• [Exercise materials]
.....

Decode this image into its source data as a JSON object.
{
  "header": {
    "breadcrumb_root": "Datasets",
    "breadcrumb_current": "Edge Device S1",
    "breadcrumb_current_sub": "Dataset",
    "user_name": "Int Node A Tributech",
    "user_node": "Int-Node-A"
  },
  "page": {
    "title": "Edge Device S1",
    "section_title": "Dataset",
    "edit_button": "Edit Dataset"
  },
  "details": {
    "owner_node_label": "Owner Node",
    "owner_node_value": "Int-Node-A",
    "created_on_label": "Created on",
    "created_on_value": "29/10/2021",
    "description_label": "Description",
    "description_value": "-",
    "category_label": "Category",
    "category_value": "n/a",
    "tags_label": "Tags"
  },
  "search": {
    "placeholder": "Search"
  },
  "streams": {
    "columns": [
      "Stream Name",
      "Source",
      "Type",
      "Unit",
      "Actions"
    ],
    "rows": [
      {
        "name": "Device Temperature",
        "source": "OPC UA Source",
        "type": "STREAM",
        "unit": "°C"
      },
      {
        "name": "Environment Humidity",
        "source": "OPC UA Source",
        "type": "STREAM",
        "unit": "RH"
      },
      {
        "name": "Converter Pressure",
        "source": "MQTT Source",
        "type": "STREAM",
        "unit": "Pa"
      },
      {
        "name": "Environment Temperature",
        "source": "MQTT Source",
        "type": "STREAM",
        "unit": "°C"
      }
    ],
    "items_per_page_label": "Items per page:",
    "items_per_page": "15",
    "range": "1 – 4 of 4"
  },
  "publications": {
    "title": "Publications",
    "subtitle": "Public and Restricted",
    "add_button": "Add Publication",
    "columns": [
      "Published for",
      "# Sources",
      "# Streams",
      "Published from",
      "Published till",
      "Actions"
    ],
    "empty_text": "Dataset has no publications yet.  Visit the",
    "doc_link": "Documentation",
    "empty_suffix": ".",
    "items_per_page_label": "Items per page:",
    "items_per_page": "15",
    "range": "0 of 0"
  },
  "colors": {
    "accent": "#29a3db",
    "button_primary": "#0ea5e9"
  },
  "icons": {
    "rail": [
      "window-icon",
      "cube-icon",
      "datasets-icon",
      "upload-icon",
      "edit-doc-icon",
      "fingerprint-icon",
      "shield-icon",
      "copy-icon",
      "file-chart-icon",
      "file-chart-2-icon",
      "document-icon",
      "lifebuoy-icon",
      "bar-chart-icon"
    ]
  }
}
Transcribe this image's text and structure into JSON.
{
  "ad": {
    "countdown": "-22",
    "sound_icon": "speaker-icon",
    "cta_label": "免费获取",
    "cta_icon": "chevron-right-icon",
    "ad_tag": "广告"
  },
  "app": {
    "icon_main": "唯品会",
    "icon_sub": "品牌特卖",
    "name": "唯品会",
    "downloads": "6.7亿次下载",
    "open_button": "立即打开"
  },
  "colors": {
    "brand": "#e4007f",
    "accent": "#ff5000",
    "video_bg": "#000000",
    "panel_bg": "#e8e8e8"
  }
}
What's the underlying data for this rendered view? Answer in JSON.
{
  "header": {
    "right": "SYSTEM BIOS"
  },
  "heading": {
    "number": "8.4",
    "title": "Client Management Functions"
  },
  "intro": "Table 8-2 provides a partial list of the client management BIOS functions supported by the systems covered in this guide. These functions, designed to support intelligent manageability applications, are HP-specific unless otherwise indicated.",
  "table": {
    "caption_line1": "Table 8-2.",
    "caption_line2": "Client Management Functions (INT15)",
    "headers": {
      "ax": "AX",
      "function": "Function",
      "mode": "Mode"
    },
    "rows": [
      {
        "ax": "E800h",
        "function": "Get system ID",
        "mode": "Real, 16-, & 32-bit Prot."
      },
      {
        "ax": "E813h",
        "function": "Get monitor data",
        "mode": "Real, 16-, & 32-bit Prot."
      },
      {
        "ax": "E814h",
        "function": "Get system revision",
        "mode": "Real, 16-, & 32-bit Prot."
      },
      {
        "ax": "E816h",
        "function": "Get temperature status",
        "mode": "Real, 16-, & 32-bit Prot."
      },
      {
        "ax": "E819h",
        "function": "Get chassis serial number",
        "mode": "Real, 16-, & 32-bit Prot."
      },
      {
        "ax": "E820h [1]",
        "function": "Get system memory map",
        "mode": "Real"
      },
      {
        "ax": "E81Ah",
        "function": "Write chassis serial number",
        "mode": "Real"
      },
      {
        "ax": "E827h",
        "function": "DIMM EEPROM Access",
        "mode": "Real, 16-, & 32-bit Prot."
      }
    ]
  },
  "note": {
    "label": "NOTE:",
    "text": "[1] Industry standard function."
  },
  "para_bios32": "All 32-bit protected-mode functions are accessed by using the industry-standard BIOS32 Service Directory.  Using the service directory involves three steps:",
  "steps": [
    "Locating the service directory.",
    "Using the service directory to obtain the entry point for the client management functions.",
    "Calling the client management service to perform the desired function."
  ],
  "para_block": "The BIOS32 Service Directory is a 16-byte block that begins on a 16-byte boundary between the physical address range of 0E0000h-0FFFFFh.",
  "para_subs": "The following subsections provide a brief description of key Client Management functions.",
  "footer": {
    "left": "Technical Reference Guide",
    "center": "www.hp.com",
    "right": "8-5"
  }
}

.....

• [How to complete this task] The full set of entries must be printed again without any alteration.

• [Task output]
Decode this image into its source data as a JSON object.
{
  "header": {
    "breadcrumb_root": "Datasets",
    "breadcrumb_current": "Edge Device S1",
    "breadcrumb_current_sub": "Dataset",
    "user_name": "Int Node A Tributech",
    "user_node": "Int-Node-A"
  },
  "page": {
    "title": "Edge Device S1",
    "section_title": "Dataset",
    "edit_button": "Edit Dataset"
  },
  "details": {
    "owner_node_label": "Owner Node",
    "owner_node_value": "Int-Node-A",
    "created_on_label": "Created on",
    "created_on_value": "29/10/2021",
    "description_label": "Description",
    "description_value": "-",
    "category_label": "Category",
    "category_value": "n/a",
    "tags_label": "Tags"
  },
  "search": {
    "placeholder": "Search"
  },
  "streams": {
    "columns": [
      "Stream Name",
      "Source",
      "Type",
      "Unit",
      "Actions"
    ],
    "rows": [
      {
        "name": "Device Temperature",
        "source": "OPC UA Source",
        "type": "STREAM",
        "unit": "°C"
      },
      {
        "name": "Environment Humidity",
        "source": "OPC UA Source",
        "type": "STREAM",
        "unit": "RH"
      },
      {
        "name": "Converter Pressure",
        "source": "MQTT Source",
        "type": "STREAM",
        "unit": "Pa"
      },
      {
        "name": "Environment Temperature",
        "source": "MQTT Source",
        "type": "STREAM",
        "unit": "°C"
      }
    ],
    "items_per_page_label": "Items per page:",
    "items_per_page": "15",
    "range": "1 – 4 of 4"
  },
  "publications": {
    "title": "Publications",
    "subtitle": "Public and Restricted",
    "add_button": "Add Publication",
    "columns": [
      "Published for",
      "# Sources",
      "# Streams",
      "Published from",
      "Published till",
      "Actions"
    ],
    "empty_text": "Dataset has no publications yet.  Visit the",
    "doc_link": "Documentation",
    "empty_suffix": ".",
    "items_per_page_label": "Items per page:",
    "items_per_page": "15",
    "range": "0 of 0"
  },
  "colors": {
    "accent": "#29a3db",
    "button_primary": "#0ea5e9"
  },
  "icons": {
    "rail": [
      "window-icon",
      "cube-icon",
      "datasets-icon",
      "upload-icon",
      "edit-doc-icon",
      "fingerprint-icon",
      "shield-icon",
      "copy-icon",
      "file-chart-icon",
      "file-chart-2-icon",
      "document-icon",
      "lifebuoy-icon",
      "bar-chart-icon"
    ]
  }
}
Transcribe this image's text and structure into JSON.
{
  "ad": {
    "countdown": "-22",
    "sound_icon": "speaker-icon",
    "cta_label": "免费获取",
    "cta_icon": "chevron-right-icon",
    "ad_tag": "广告"
  },
  "app": {
    "icon_main": "唯品会",
    "icon_sub": "品牌特卖",
    "name": "唯品会",
    "downloads": "6.7亿次下载",
    "open_button": "立即打开"
  },
  "colors": {
    "brand": "#e4007f",
    "accent": "#ff5000",
    "video_bg": "#000000",
    "panel_bg": "#e8e8e8"
  }
}
What's the underlying data for this rendered view? Answer in JSON.
{
  "header": {
    "right": "SYSTEM BIOS"
  },
  "heading": {
    "number": "8.4",
    "title": "Client Management Functions"
  },
  "intro": "Table 8-2 provides a partial list of the client management BIOS functions supported by the systems covered in this guide. These functions, designed to support intelligent manageability applications, are HP-specific unless otherwise indicated.",
  "table": {
    "caption_line1": "Table 8-2.",
    "caption_line2": "Client Management Functions (INT15)",
    "headers": {
      "ax": "AX",
      "function": "Function",
      "mode": "Mode"
    },
    "rows": [
      {
        "ax": "E800h",
        "function": "Get system ID",
        "mode": "Real, 16-, & 32-bit Prot."
      },
      {
        "ax": "E813h",
        "function": "Get monitor data",
        "mode": "Real, 16-, & 32-bit Prot."
      },
      {
        "ax": "E814h",
        "function": "Get system revision",
        "mode": "Real, 16-, & 32-bit Prot."
      },
      {
        "ax": "E816h",
        "function": "Get temperature status",
        "mode": "Real, 16-, & 32-bit Prot."
      },
      {
        "ax": "E819h",
        "function": "Get chassis serial number",
        "mode": "Real, 16-, & 32-bit Prot."
      },
      {
        "ax": "E820h [1]",
        "function": "Get system memory map",
        "mode": "Real"
      },
      {
        "ax": "E81Ah",
        "function": "Write chassis serial number",
        "mode": "Real"
      },
      {
        "ax": "E827h",
        "function": "DIMM EEPROM Access",
        "mode": "Real, 16-, & 32-bit Prot."
      }
    ]
  },
  "note": {
    "label": "NOTE:",
    "text": "[1] Industry standard function."
  },
  "para_bios32": "All 32-bit protected-mode functions are accessed by using the industry-standard BIOS32 Service Directory.  Using the service directory involves three steps:",
  "steps": [
    "Locating the service directory.",
    "Using the service directory to obtain the entry point for the client management functions.",
    "Calling the client management service to perform the desired function."
  ],
  "para_block": "The BIOS32 Service Directory is a 16-byte block that begins on a 16-byte boundary between the physical address range of 0E0000h-0FFFFFh.",
  "para_subs": "The following subsections provide a brief description of key Client Management functions.",
  "footer": {
    "left": "Technical Reference Guide",
    "center": "www.hp.com",
    "right": "8-5"
  }
}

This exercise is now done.